In 2010 my husband and I went to Greece to visit my in-laws who were living in Athens at the time. We were excited to travel up into the mountains to the village where Harry was born and raised. We did some family history research before we left and were interested in finding the small village cemetery and hopefully discover more information on the family.


We made it up the winding switchbacks of the mountains and drove into a village so small every resident knew we had arrived. Because of the size it was easy to spot the cemetery so we started making our way through the rows of headstones. We’d only been there a few minutes when a man about fifty yards away began calling and beckoning us to join him in his garden.
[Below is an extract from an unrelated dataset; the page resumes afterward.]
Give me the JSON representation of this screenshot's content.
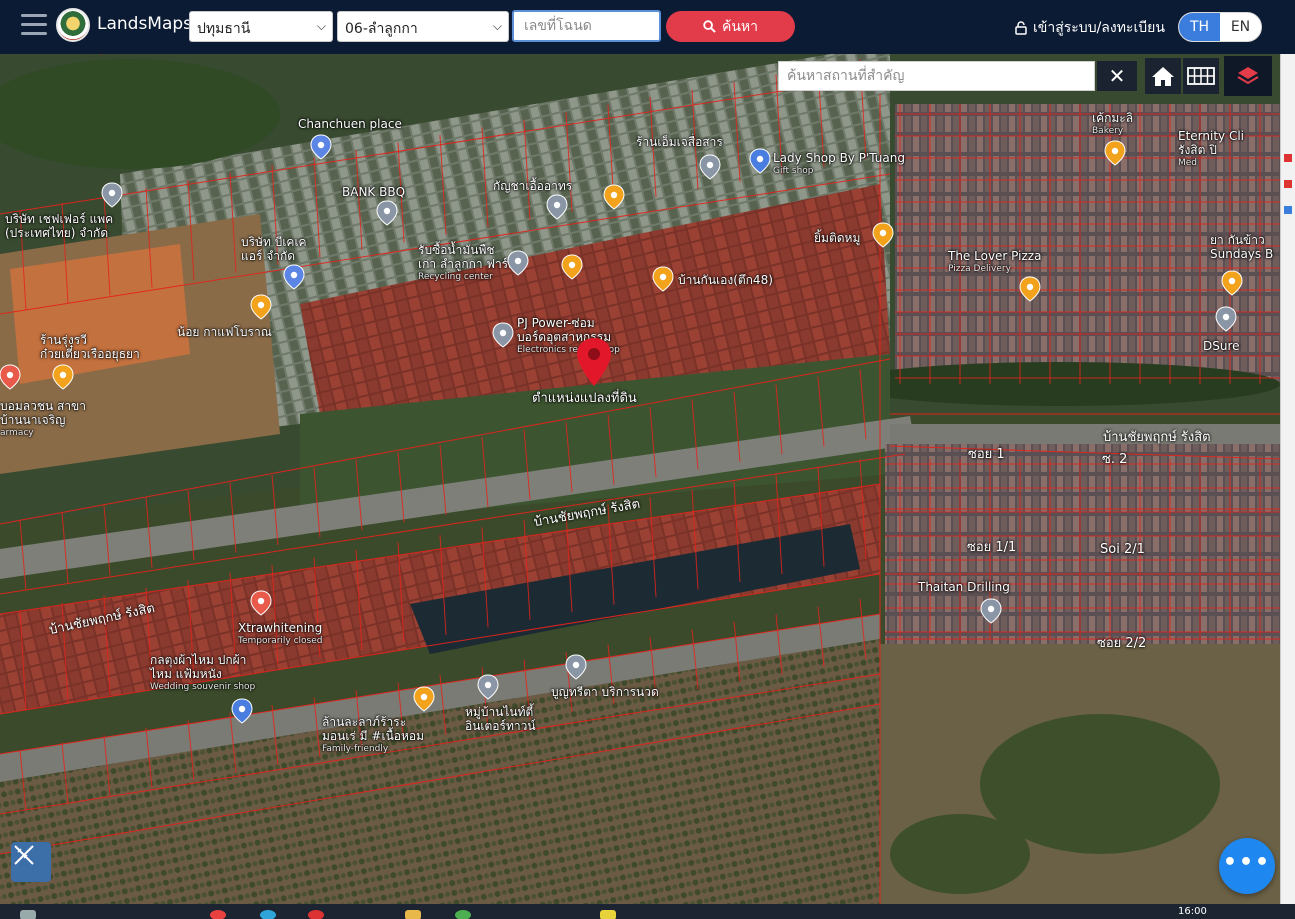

We worried we’d done something wrong or overstepped a cultural boundary unknowingly and cautiously made our way over to the man. My husband and I did not speak Greek but luckily we were with my in-laws who spoke enough to communicate who we were and why we were there. The man became very excited and brought us into his home. He showed us a picture of himself when he was young. The young man staring back at us in the picture looked very much like my husband. Then the man pointed to my husband and repeated over and over the Greek word for family. This man’s mother was an Androutsos (our family name before it was shortened to Andros at Ellis Island).
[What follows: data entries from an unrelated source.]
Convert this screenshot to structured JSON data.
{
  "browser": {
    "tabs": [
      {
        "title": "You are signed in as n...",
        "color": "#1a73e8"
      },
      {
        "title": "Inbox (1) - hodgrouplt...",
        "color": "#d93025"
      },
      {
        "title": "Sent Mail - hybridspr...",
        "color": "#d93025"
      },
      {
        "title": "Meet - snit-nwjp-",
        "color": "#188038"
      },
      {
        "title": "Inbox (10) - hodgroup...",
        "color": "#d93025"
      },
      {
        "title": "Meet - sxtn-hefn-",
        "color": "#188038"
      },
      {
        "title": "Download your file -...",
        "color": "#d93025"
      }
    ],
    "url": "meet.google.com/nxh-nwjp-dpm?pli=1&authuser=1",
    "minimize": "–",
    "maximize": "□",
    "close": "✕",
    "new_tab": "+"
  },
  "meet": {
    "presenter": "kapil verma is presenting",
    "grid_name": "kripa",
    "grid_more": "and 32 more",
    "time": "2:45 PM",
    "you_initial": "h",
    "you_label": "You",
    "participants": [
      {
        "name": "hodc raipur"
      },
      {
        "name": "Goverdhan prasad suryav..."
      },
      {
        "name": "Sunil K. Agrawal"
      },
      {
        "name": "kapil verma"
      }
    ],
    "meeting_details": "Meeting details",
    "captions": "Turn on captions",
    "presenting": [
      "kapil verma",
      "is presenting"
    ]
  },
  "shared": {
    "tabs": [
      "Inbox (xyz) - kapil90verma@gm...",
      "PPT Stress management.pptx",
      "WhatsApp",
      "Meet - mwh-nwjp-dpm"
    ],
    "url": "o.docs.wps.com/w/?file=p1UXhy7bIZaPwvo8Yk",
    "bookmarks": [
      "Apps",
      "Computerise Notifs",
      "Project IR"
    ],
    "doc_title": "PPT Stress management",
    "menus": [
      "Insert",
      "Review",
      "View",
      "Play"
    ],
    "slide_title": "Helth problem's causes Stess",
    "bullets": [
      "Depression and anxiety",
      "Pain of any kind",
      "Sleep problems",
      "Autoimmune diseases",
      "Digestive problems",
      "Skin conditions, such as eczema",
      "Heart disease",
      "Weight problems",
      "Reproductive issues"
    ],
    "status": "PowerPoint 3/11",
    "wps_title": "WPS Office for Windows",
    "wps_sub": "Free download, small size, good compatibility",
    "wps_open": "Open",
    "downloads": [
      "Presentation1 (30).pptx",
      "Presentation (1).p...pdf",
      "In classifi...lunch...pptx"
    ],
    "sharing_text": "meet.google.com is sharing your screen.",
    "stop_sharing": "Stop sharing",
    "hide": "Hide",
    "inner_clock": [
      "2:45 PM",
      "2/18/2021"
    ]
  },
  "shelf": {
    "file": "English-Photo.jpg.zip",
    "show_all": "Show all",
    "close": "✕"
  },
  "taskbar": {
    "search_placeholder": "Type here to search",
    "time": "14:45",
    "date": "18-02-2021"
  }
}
This long-lost cousin and his wife proceeded to make the most delicious meal straight from their garden. We ate, talked, and laughed around the table outside under the impossibly blue Mediterranean sky and vines dripping with grapes. It was surreal and felt like we were in a movie. We had found and been embraced by family we never knew we had.  I tell this story often to my children in hopes it will be a story they tell their children and those children pass it down to their own, connecting generations through the power of story.


Objects are also an excellent vehicle to forge connections in intergenerational story telling.  My parents have several dresses that belonged to my grandmother. I love hearing the stories of how she wore them to square dance competitions and other special events in her life. My children never knew my grandmother but because of these dresses they are connected to her through the stories they tell.


My mother is an excellent seamstress and made me many beautiful dresses over the years. Those dresses are treasures and keepsakes I am passing on to my own girls just like my grandmother’s dresses. I love telling the stories of how the dresses were made and where and why they were worn, continuing the intergenerational connection through the dresses and the power of their stories.


Gatekeepers can help young readers find these stories in their own family history and connect to their heritage while also informing them about how their cultural background shaped the America we know today. This can make the topic of immigration and family history more personal and lasting.


A child’s life can be full of what sometimes seems simple and ordinary. Even our lives as adults can feel that way. But every life has a story and each of those stories and lives is extraordinary. Sharing stories brings the humanity to difficult situations and circumstances, and keeps it there. It connects generations and instills empathy, so each proceeding generation will know better and do better than the one before.


I hope this story of immigration, separation, and reunion brings humanity to a difficult time for our country. I hope it moves us to act. We need the humanity. We need to act. Let’s keep sharing stories.


Camille Andros is the author of The Dress and the Girl and Charlotte the Scientist is Squished.  She has her BA in health science, is an EMT, and danced ballet for fourteen yearsShe’s lived in Israel, Utah, Arizona, California, Ohio, Nevada, and, now resides Chapel Hill, North Carolina, with her husband and six children, where she tries to live an extraordinary, ordinary life.  Visit her online at